``The union and Triborough were kind enough to give me a chance to, you know, pick myself up,'' he said. ``They allowed me to go to school. I went to New York City Technical College for a period of time, and, you know, accumulated enough knowledge to take the test. To get this job it's a pretty hard test you have to pass. It's not about driving trucks; it's on the multitrade skills - carpentry, plumbing, being an electrician, a mechanic. I did a lot of studying, and I passed. I wanted this job.''
The first thing Al does on his shift, which usually begins at 11 at night and ends (unless there's a major accident or the weather is awful, in which case Al is obliged to work overtime) at 7 in the morning, is set up those tall orange rubber cones that help funnel the morning rush-hour traffic into and out of the toll booths. Now, he zigzagged back and forth, carrying four or five cones at a time, setting them about 10 yards apart. On windy winter nights this particular part of his job can be torture, he says. Tonight was wet but it wasn't all that windy; it was the kind of night during which Al expects to get a few calls.
``A lot of people think with a little rain they can move real fast. But that's the most dangerous time on any roadway, 'cause, see, a little bit of rain with mostly oil makes it extra slippery out there. When it's a lot of rain, people are prepared mentally to slow down. In the wintertime, we get a lot of cars that stall out. A nice day we don't see many vehicles.''
Aside from all the different things that can happen to cars, occasionally Al has to help psychiatric patients from the Manhattan State Hospital on Randalls Island who have at times wandered on the bridge and into traffic.
Another tricky, dangerous thing that comes up every now and then is that dogs get loose in the traffic.
Some nights Al doesn't get any calls at all. Then he takes care of his routine responsibilities, or maybe he chauffeurs Triborough employees on or off the bridge, or maybe he'll just drive around to make sure everything is OK.
``One of the main scary parts of this job is cars on fire,'' Al said. ``We get a lot of fires - well, not a lot, but summertime, that's mostly when we get fires. In the summertime. Every time I see a major fire, there's a little voice in me that says, `I hope this thing don't blow.' One time I had a fire - this is when I first started. A blazing fire. And I said, ``Holy boy, what am I going to do with this thing?' But I got there with my hose and sprayed it out. And after I did that, the car was really, really hot, but I didn't realize that because once you see the fire gone, you don't imagine heat any longer. And when I went to hook the car up to tow it, I burned my right hand. (I'm right-handed.) I said, `Holy boy, now how am I going to tow this car?' Then I went with my left hand, and I burned both hands.'' Al sighed and laughed.

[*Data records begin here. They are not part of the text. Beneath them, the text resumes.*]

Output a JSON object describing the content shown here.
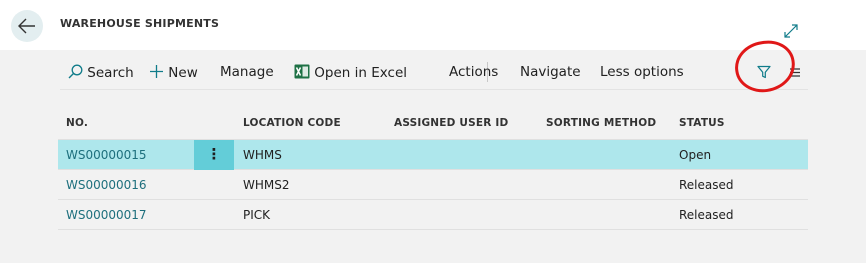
{
  "header": {
    "title": "WAREHOUSE SHIPMENTS"
  },
  "actions": {
    "search": "Search",
    "new": "New",
    "manage": "Manage",
    "open_in_excel": "Open in Excel",
    "actions": "Actions",
    "navigate": "Navigate",
    "less_options": "Less options"
  },
  "table": {
    "columns": [
      "NO.",
      "LOCATION CODE",
      "ASSIGNED USER ID",
      "SORTING METHOD",
      "STATUS"
    ],
    "rows": [
      {
        "no": "WS00000015",
        "location": "WHMS",
        "assigned_user": "",
        "sorting": "",
        "status": "Open"
      },
      {
        "no": "WS00000016",
        "location": "WHMS2",
        "assigned_user": "",
        "sorting": "",
        "status": "Released"
      },
      {
        "no": "WS00000017",
        "location": "PICK",
        "assigned_user": "",
        "sorting": "",
        "status": "Released"
      }
    ],
    "row_menu_glyph": "⋮"
  },
  "icons": {
    "back": "back-arrow-icon",
    "expand": "expand-icon",
    "search": "search-icon",
    "new": "plus-icon",
    "excel": "excel-icon",
    "filter": "filter-icon",
    "list": "list-icon"
  },
  "colors": {
    "selected_row": "#aee7ec",
    "row_menu": "#63cdd8",
    "link": "#1d6f7d",
    "annotation": "#e01818",
    "excel_green": "#1e7145",
    "accent": "#107c8a"
  }
}
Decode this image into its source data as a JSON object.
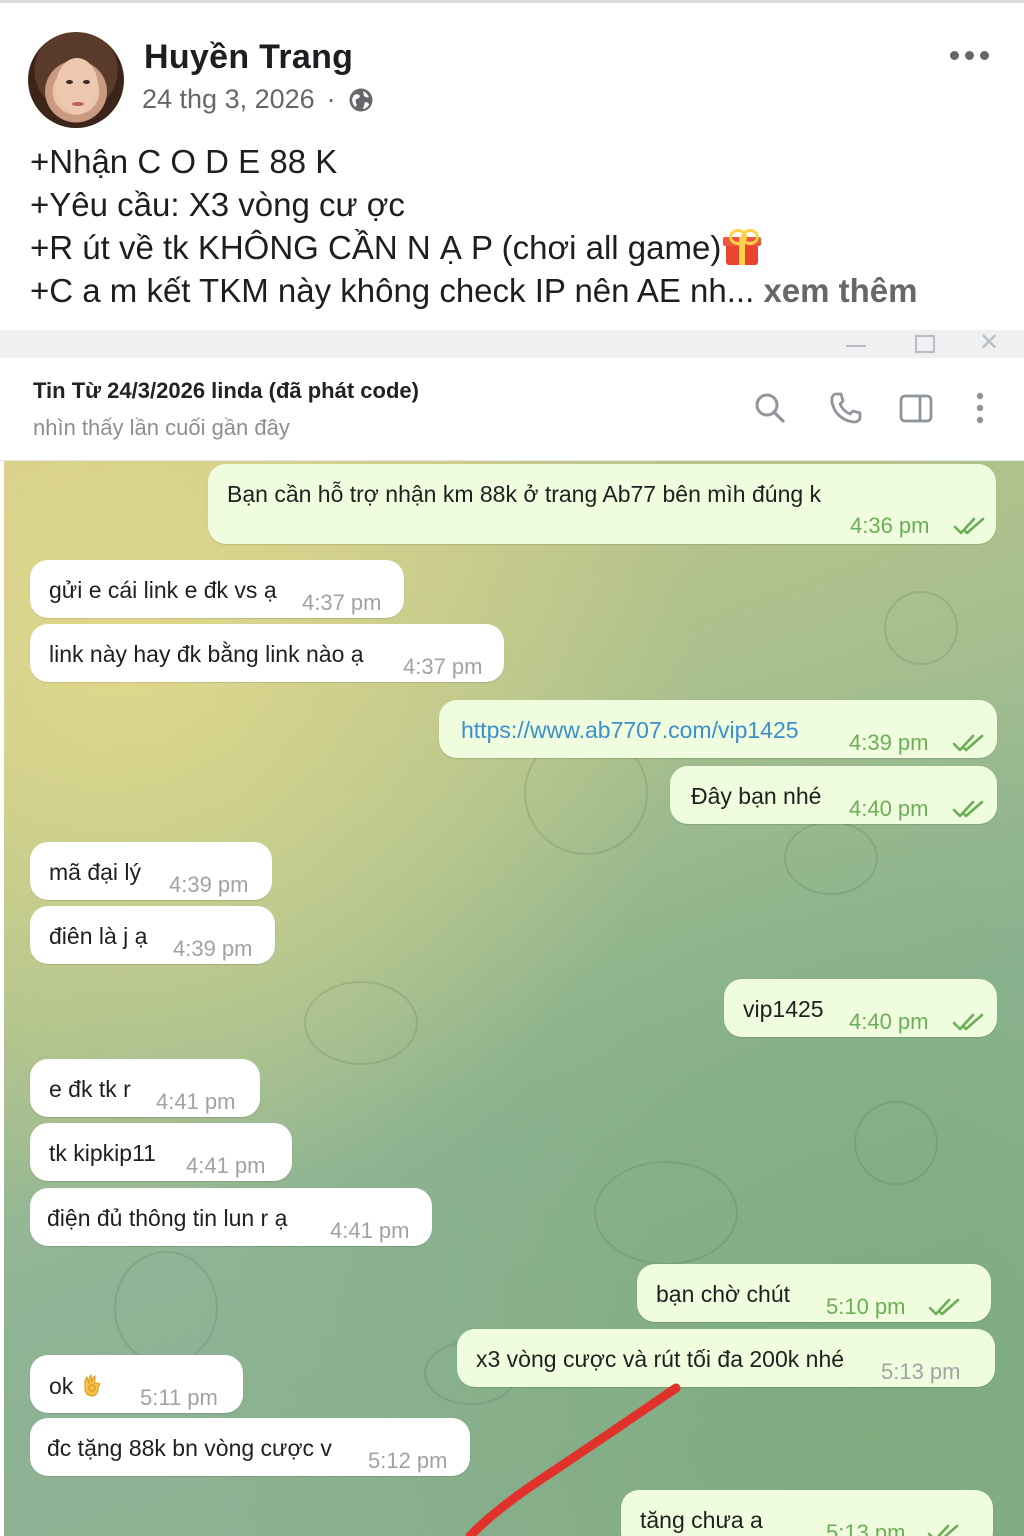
{
  "post": {
    "author": "Huyền Trang",
    "date": "24 thg 3, 2026",
    "separator": "·",
    "visibility_icon": "globe-icon",
    "more_icon": "more-options-icon",
    "lines": [
      "+Nhận C O D E 88 K",
      "+Yêu cầu: X3 vòng cư ợc",
      "+R út về tk KHÔNG CẦN N Ạ P (chơi all game)",
      "+C a m kết TKM này không check IP nên AE nh..."
    ],
    "see_more": "xem thêm"
  },
  "chat": {
    "title": "Tin Từ 24/3/2026 linda (đã phát code)",
    "status": "nhìn thấy lần cuối gần đây",
    "header_icons": [
      "search-icon",
      "phone-icon",
      "sidebar-toggle-icon",
      "kebab-menu-icon"
    ],
    "window_controls": [
      "minimize",
      "maximize",
      "close"
    ],
    "messages": [
      {
        "dir": "out",
        "text": "Bạn cần hỗ trợ nhận km 88k ở trang Ab77 bên mìh đúng k",
        "time": "4:36 pm",
        "read": true
      },
      {
        "dir": "in",
        "text": "gửi e cái link e đk vs ạ",
        "time": "4:37 pm"
      },
      {
        "dir": "in",
        "text": "link này hay đk bằng link nào ạ",
        "time": "4:37 pm"
      },
      {
        "dir": "out",
        "text": "https://www.ab7707.com/vip1425",
        "time": "4:39 pm",
        "read": true,
        "is_link": true
      },
      {
        "dir": "out",
        "text": "Đây bạn nhé",
        "time": "4:40 pm",
        "read": true
      },
      {
        "dir": "in",
        "text": "mã đại lý",
        "time": "4:39 pm"
      },
      {
        "dir": "in",
        "text": "điên là j ạ",
        "time": "4:39 pm"
      },
      {
        "dir": "out",
        "text": "vip1425",
        "time": "4:40 pm",
        "read": true
      },
      {
        "dir": "in",
        "text": "e đk tk r",
        "time": "4:41 pm"
      },
      {
        "dir": "in",
        "text": "tk kipkip11",
        "time": "4:41 pm"
      },
      {
        "dir": "in",
        "text": "điện đủ thông tin lun r ạ",
        "time": "4:41 pm"
      },
      {
        "dir": "out",
        "text": "bạn chờ chút",
        "time": "5:10 pm",
        "read": true
      },
      {
        "dir": "out",
        "text": "x3 vòng cược và rút tối đa 200k nhé",
        "time": "5:13 pm",
        "read": false
      },
      {
        "dir": "in",
        "text": "ok",
        "emoji": "ok-hand-emoji",
        "time": "5:11 pm"
      },
      {
        "dir": "in",
        "text": "đc tặng 88k bn vòng cược v",
        "time": "5:12 pm"
      },
      {
        "dir": "out",
        "text": "tăng chưa a",
        "time": "5:13 pm",
        "read": true
      }
    ]
  },
  "colors": {
    "outgoing_bubble": "#effdde",
    "incoming_bubble": "#ffffff",
    "read_ticks": "#6cae55",
    "link": "#3a8fd0",
    "annotation_arrow": "#e0322b"
  }
}
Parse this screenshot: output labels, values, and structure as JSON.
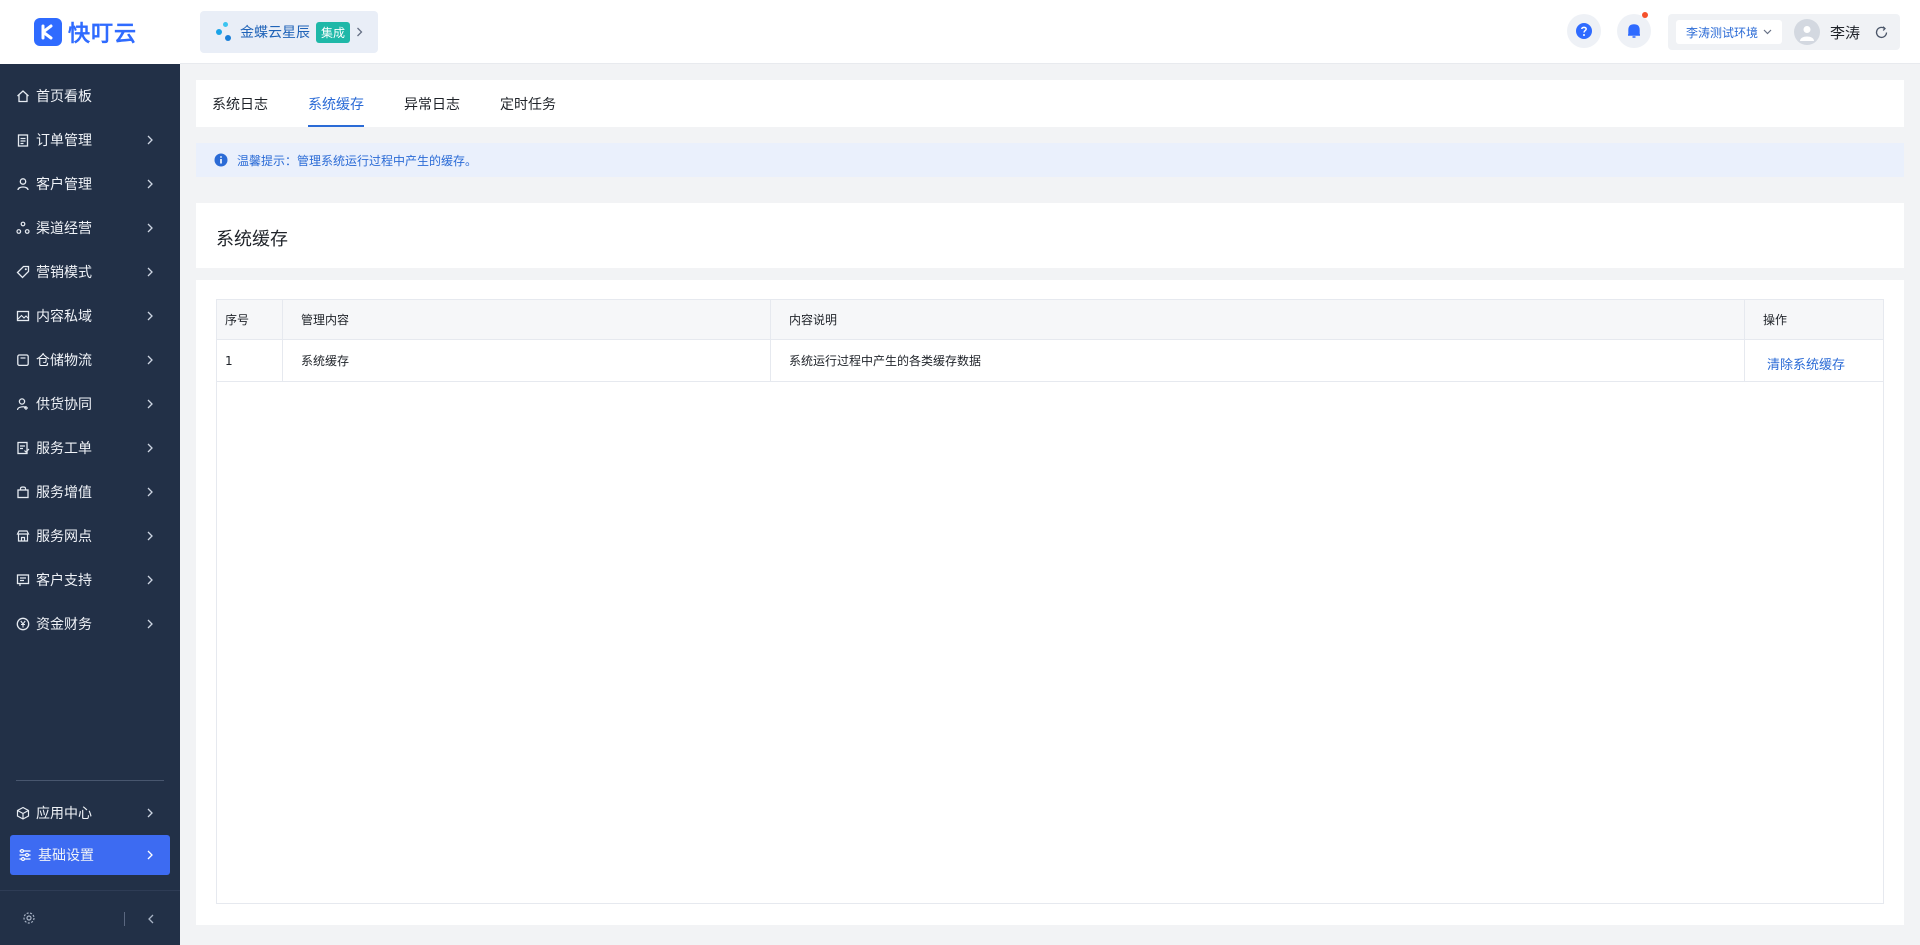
{
  "brand": {
    "name": "快叮云",
    "color": "#2f6bff"
  },
  "sidebar": {
    "items": [
      {
        "label": "首页看板",
        "icon": "home-icon",
        "has_children": false
      },
      {
        "label": "订单管理",
        "icon": "clipboard-icon",
        "has_children": true
      },
      {
        "label": "客户管理",
        "icon": "user-icon",
        "has_children": true
      },
      {
        "label": "渠道经营",
        "icon": "channel-icon",
        "has_children": true
      },
      {
        "label": "营销模式",
        "icon": "tag-icon",
        "has_children": true
      },
      {
        "label": "内容私域",
        "icon": "image-icon",
        "has_children": true
      },
      {
        "label": "仓储物流",
        "icon": "box-icon",
        "has_children": true
      },
      {
        "label": "供货协同",
        "icon": "supplier-icon",
        "has_children": true
      },
      {
        "label": "服务工单",
        "icon": "ticket-icon",
        "has_children": true
      },
      {
        "label": "服务增值",
        "icon": "bag-icon",
        "has_children": true
      },
      {
        "label": "服务网点",
        "icon": "store-icon",
        "has_children": true
      },
      {
        "label": "客户支持",
        "icon": "support-icon",
        "has_children": true
      },
      {
        "label": "资金财务",
        "icon": "yen-icon",
        "has_children": true
      }
    ],
    "bottom_items": [
      {
        "label": "应用中心",
        "icon": "cube-icon",
        "active": false
      },
      {
        "label": "基础设置",
        "icon": "sliders-icon",
        "active": true
      }
    ],
    "active_color": "#3d6bf2",
    "background": "#223047"
  },
  "header": {
    "app_name": "金蝶云星辰",
    "app_badge": "集成",
    "environment": "李涛测试环境",
    "user_name": "李涛",
    "notification_dot_color": "#f5512b"
  },
  "tabs": [
    {
      "label": "系统日志",
      "active": false
    },
    {
      "label": "系统缓存",
      "active": true
    },
    {
      "label": "异常日志",
      "active": false
    },
    {
      "label": "定时任务",
      "active": false
    }
  ],
  "notice": {
    "text": "温馨提示：管理系统运行过程中产生的缓存。"
  },
  "page_title": "系统缓存",
  "table": {
    "columns": [
      "序号",
      "管理内容",
      "内容说明",
      "操作"
    ],
    "rows": [
      {
        "index": "1",
        "content": "系统缓存",
        "description": "系统运行过程中产生的各类缓存数据",
        "action": "清除系统缓存"
      }
    ]
  },
  "accent_color": "#2b6bd6"
}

After he finished up with the cones, Al and a sergeant from the toll plaza replaced the heavy-duty metal boxes (they call them ``vaults'') in which the fares are collected with empty ones. Then he went to get coffee to go, as he usually does, from a Twin Donut in Astoria, and came back to drink it in a lounge near the toll plaza that the toll-booth attendants use during their breaks. An older man, who had his own special chair situated squarely in front of the TV, fiddled with the reception. Al's walkie-talkie began to crackle. Al said things into it, like ``This is the wrecker, come in,'' and ``Roger,'' and ``ten-four.'' Then he turned, and with a trace of urgency in his voice he said, ``We got a call.''
As it turned out, a van had blown some sort of gasket; the short, surly man to whom the van belonged already had help on the way, and in the meantime didn't want any assistance from Al and the Triborough authority.
Al drove around some more. He took some accident reports to the 25th precinct in Harlem, and to the 40th precinct in the South Bronx, and then he got back on the bridge and parked behind the tolls in the calm slip stream of traffic and sat for a while in the cab and finished his coffee, which by now was pretty cold.
Except for the low drone of traffic, it was quiet. The rain had stopped. The clouds that shrouded Manhattan were fuzzy and luminous. Across the East River, the city looked like a painted backdrop in a Broadway musical.
``So far it's a quiet night,'' Al said.